Is it so hard to say it was an ISIL attack?
The legal restrictions imposed on the media over news of the Oct. 10 Ankara suicide bombings - in which the number of deaths hit 102 on Oct. 16 (with many heavily wounded victims still in hospital) - did not work well this time.
Despite possible legal probes, most newspapers (including pro-government ones) have started to report the details of the blast - the bloodiest terrorist attack in Turkey’s history. It was clear from the second day onward that one of the two suicide bombers might be Yunus Emre Alagöz, the brother of the bomber (Şeyh Abdurrahman Alagöz) who killed 34 people including himself in Suruç on July 20. The two suspects were part of the same entourage at the “Islam Tea House” in the southeastern town of Adıyaman, together with another Islamic State of Iraq and the Levant (ISIL) bomber, Orhan Gönder. Gönder was arrested and jailed on accusations of killing four people in the Diyarbakır attack targeting a rally of the Kurdish problem-focused Peoples’ Democratic Party (HDP) on June 5, just two days before the June 7 general election.

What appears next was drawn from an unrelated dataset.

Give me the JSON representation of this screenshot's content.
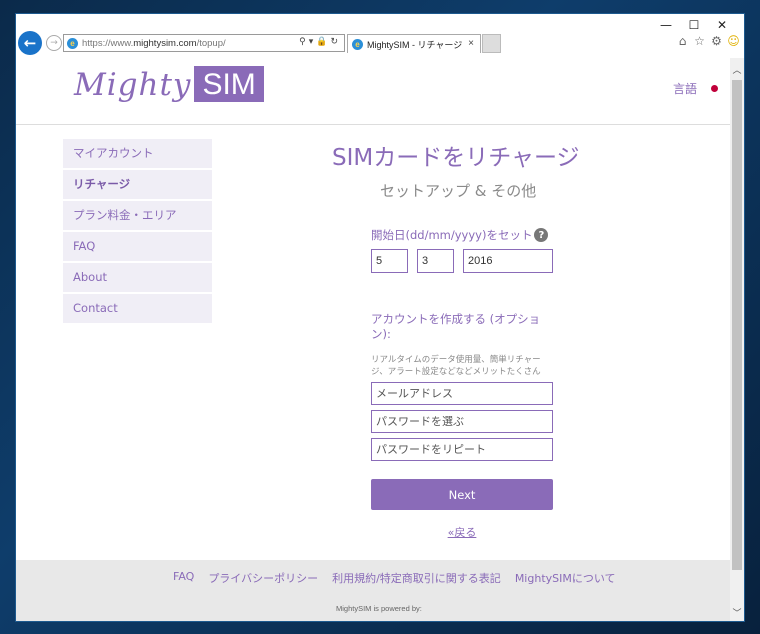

Now it is almost completely clear that the other suicide bomber in the Oct. 10 Ankara bombing was Ömer Deniz Dündar, again from the same circle. Dündar had crossed into Syria after the local authorities closed down the teahouse, heading to Tel Abyad that was then under ISIL control. There he received training and crossed backed into Turkey to carry out an attack. Like the mother of Gönder, the father of Dündar told the press that he had made a number of applications to the authorities to inform them about his son, but these applications had got nowhere. Another member of the group, Mahmut Gazi Tatar, who was captured by the militia of the Kurdish (PYD) forces when they took Tel Abyad from ISIL, confirmed the story in a regret-filled interview.
However, on Oct. 15 Prime Minister Ahmet Davutoğlu said the attack could be a result of a “terrorist cocktail” with the participation of the outlawed Kurdistan Workers’ Party (PKK), which is the elder sister of the Syrian PYD, and the notorious left-wing DHKP-C militants. He even mentioned the “parallel state” - as the government calls sympathizers of the U.S.-based Islamist ideologue Fethullah Gülen. The PYD/PKK is one of major forces on the ground in Syria fighting against ISIL, but Davutoğlu said he had a meeting in May in the town of Haseki to cooperate in the campaign.
The evidence that Davutoğlu could show to back up his “cocktail” description was a number of Twitter posts by users who are now in custody over their tweets about possible bombs in Ankara on that particular date. Davutoğlu also said the authorities know about certain ISIL-affiliated names - a list of 16-20 people, allegedly including the names above. He said these figures are in Syria so difficult to reach and what’s more the security forces would be unable to arrest them without evidence anyway, despite a recent law that security forces actually could move in if there is “reasonable suspicion.”
Nationalist Movement Party (MHP) head Devlet Bahçeli strongly criticized Davutoğlu in a live interview on private broadcaster Habertürk on Oct. 15. He based his criticism on reports that the recent bombers had met with other suspected ISIL members in Kilis, near the Syrian border, after crossing back into Turkey. Bahçeli said they had spent the night in Kilis (despite the heavy presence of the National Intelligence Agency, the police and the military) before traveling to Ankara some 750 kilometers away. In Ankara they had breakfast in a café before going to the main train station and exploding their bombs in front of it. If the bombers’ presence in Syria was a legitimate excuse, Bahçeli asked, what is the excuse for not capturing the bombers - who were already the subject of police reports - when they were travelling in Turkey with bombs?
Meanwhile, Republican People’s Party (CHP) head Kemal Kılıçdaroğlu snubbed Davutoğlu’s suggestion that “ISIL and the PKK did it together,” saying the prime minister’s statements in recent days were full of contradictions. He asked Davutoğlu to reveal whether the names of alleged suicide bombers were even on the police list of suspects.
For his part, HDP co-chair Selahattin Demirtaş asked Davutoğlu what the government was trying to hide about the bombing by restricting the media’s reporting on it.
It is pretty clear from the open source evidence that the Ankara bombing was an ISIL attack, despite the lack of official confirmation so far. It is difficult to understand why it is so hard for Davutoğlu’s Justice and Development Party (AK Parti) government to say it was an ISIL attack, trying instead to attach another organization to ISIL. It is not that the PKK would not carry out such terrorist attacks, (they have done so before), but one wonders why the AK Parti is trying not to single out ISIL this time.
For how long will it be possible to smoke screen the truth with media restrictions? People need convincing answers about this terrible act of terror.